**What this task involves:** Filter the entries for the word "date". Copy each line in which it occurs.

Excerpts from an interface dataset:

────────────────────

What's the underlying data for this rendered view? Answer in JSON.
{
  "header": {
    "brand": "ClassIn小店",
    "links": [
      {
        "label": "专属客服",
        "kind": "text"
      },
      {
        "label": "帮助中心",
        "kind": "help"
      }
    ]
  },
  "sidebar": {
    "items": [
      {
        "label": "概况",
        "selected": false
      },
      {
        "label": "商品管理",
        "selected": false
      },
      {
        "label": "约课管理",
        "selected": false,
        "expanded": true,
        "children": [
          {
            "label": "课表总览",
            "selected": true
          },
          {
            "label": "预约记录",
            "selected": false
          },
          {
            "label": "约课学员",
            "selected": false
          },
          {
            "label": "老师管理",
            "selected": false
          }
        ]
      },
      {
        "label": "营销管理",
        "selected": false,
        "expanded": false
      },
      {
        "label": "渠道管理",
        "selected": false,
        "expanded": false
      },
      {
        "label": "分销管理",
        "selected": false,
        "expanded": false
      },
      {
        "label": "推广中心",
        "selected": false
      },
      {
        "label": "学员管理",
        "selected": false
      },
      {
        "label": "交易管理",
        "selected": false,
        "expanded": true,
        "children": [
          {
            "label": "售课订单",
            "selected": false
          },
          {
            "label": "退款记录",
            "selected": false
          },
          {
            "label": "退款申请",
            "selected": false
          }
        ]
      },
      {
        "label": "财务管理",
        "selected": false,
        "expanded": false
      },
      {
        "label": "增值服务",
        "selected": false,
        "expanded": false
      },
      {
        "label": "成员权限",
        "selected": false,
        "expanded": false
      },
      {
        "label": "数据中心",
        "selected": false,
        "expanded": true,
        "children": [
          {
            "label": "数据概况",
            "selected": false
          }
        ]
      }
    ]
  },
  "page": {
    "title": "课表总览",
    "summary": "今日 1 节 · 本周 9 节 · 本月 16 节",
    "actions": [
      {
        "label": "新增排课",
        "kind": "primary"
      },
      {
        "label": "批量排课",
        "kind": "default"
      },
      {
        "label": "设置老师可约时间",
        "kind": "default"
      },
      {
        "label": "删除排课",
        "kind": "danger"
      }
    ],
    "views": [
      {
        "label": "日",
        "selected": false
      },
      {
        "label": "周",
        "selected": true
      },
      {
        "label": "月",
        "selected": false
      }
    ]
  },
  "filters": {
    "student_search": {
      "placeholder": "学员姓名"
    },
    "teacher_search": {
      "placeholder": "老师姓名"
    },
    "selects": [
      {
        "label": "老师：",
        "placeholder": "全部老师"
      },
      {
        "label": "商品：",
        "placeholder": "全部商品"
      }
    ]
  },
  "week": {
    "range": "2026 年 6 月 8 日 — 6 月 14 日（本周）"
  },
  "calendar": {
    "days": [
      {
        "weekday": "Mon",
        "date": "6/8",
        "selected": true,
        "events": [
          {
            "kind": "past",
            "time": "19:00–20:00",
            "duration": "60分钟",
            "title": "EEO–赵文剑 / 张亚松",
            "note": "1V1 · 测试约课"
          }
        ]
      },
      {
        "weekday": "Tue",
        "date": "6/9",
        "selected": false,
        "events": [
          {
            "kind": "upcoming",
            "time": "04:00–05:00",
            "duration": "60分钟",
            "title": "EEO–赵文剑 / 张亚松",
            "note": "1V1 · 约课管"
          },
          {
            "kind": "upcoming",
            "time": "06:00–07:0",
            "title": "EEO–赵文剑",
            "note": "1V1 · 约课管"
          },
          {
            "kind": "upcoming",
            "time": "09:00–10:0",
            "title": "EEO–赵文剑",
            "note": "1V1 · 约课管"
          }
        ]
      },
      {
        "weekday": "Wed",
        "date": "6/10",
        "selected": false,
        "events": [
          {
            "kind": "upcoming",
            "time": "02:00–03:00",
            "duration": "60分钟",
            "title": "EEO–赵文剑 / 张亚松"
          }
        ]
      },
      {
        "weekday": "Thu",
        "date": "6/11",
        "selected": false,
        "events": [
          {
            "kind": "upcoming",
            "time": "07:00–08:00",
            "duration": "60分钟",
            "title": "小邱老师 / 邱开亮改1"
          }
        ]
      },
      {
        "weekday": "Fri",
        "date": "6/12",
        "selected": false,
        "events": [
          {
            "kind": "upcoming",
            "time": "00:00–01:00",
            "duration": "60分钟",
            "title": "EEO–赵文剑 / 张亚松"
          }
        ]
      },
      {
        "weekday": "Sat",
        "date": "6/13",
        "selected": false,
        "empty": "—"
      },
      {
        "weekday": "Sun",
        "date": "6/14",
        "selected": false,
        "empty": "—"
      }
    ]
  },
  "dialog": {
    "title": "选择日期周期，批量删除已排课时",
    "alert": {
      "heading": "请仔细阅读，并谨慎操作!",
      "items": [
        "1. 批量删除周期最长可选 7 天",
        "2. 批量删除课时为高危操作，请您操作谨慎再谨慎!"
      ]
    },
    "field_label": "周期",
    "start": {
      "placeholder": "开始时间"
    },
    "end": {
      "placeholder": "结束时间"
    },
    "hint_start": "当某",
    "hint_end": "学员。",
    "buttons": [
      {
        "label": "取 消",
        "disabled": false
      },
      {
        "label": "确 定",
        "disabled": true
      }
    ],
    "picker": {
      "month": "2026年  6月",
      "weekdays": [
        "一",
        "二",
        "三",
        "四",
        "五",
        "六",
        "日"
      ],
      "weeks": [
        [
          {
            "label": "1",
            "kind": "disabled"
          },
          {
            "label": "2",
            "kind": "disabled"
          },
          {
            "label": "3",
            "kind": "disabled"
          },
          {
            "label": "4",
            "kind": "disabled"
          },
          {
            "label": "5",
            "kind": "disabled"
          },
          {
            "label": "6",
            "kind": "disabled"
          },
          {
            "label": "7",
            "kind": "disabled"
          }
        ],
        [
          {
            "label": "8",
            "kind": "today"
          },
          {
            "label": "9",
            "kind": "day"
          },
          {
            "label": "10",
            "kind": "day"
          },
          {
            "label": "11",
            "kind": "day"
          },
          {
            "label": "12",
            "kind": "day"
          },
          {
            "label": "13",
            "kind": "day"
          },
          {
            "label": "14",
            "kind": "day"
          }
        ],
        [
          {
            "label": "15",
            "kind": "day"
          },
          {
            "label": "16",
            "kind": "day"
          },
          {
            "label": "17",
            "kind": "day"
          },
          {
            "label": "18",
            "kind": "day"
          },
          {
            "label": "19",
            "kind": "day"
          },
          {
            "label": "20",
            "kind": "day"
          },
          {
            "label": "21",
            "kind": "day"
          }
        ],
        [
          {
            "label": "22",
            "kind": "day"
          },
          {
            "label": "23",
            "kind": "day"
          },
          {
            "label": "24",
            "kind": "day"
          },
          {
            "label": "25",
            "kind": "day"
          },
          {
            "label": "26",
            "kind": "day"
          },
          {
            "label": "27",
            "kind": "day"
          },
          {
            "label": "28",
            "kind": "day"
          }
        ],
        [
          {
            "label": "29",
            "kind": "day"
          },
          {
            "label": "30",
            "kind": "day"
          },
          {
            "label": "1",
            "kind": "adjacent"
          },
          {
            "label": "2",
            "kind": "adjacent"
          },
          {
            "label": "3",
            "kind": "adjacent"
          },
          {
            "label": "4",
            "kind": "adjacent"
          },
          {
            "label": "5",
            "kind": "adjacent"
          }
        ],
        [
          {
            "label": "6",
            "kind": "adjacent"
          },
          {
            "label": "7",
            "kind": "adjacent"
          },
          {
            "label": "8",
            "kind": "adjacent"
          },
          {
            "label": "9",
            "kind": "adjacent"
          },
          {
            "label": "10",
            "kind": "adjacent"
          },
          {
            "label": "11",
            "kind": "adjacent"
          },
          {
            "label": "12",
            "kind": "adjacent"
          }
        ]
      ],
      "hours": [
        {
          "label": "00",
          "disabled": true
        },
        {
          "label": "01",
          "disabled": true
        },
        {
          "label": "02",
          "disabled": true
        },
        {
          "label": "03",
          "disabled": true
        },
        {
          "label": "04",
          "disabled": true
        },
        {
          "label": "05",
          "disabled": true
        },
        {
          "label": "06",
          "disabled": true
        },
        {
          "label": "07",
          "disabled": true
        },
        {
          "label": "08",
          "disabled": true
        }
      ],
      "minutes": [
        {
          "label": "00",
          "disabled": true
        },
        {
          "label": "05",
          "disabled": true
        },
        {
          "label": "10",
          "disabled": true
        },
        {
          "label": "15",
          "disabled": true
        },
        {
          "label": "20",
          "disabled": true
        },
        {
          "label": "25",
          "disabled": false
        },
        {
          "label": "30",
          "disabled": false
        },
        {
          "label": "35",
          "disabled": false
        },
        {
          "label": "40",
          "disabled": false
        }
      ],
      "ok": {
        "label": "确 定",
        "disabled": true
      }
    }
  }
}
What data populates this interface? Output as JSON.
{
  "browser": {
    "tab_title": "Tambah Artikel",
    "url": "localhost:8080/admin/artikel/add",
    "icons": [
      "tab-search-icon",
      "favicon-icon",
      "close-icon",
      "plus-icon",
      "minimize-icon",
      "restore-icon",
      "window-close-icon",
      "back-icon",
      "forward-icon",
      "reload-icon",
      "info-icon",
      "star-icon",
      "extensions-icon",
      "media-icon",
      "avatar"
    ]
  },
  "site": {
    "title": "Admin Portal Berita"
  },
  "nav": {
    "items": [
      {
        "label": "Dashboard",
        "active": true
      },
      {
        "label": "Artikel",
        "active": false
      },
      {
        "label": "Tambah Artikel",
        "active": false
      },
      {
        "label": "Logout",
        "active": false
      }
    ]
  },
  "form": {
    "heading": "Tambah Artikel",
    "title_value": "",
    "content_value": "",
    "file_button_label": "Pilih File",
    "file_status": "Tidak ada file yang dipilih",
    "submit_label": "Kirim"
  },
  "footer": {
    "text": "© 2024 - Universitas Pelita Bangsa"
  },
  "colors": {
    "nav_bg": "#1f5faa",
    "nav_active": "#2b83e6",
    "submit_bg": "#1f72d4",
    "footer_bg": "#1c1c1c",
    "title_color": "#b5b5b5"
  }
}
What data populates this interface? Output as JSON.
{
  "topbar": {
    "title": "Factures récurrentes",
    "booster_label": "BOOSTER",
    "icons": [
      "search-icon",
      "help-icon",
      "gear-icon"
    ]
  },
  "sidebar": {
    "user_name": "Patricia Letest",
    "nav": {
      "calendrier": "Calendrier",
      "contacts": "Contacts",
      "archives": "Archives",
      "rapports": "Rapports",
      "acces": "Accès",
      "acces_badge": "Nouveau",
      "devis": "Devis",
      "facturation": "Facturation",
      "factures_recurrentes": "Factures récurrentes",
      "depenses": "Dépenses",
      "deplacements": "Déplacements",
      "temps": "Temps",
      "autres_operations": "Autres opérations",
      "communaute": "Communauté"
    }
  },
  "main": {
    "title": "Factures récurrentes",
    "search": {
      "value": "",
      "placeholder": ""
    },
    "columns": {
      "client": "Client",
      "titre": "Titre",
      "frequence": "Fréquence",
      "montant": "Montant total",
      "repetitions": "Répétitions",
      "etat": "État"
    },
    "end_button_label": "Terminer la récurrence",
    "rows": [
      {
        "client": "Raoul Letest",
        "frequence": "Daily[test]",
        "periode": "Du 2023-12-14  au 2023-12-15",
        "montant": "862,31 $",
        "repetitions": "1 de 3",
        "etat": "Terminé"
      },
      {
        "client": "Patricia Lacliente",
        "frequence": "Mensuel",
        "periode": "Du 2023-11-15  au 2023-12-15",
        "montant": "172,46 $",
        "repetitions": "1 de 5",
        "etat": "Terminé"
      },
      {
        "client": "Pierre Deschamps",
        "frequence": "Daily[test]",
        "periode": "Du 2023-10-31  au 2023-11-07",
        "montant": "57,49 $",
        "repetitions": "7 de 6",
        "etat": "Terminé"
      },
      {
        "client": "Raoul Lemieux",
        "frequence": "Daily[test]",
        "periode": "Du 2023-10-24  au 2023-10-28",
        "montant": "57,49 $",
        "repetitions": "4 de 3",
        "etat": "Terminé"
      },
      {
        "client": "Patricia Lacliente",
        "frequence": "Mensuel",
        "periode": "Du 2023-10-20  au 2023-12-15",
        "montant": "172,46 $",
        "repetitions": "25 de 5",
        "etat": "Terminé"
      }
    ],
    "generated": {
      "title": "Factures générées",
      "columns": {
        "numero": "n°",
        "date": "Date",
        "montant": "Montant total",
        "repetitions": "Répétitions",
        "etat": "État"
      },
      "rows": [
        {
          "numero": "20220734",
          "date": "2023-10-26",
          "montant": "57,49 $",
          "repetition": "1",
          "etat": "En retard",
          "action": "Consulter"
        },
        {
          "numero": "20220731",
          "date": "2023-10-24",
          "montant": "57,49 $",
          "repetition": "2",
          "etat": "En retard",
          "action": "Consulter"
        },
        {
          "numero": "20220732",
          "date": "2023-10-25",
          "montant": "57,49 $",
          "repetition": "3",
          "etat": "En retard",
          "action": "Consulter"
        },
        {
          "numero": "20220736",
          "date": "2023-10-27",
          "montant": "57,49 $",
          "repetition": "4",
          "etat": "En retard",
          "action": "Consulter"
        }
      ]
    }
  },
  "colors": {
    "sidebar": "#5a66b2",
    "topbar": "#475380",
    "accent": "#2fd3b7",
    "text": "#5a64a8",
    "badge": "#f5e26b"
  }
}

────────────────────

**Response:**
        "date": "6/8",
        "date": "6/9",
        "date": "6/10",
        "date": "6/11",
        "date": "6/12",
        "date": "6/13",
        "date": "6/14",
        "date": "Date",
          "date": "2023-10-26",
          "date": "2023-10-24",
          "date": "2023-10-25",
          "date": "2023-10-27",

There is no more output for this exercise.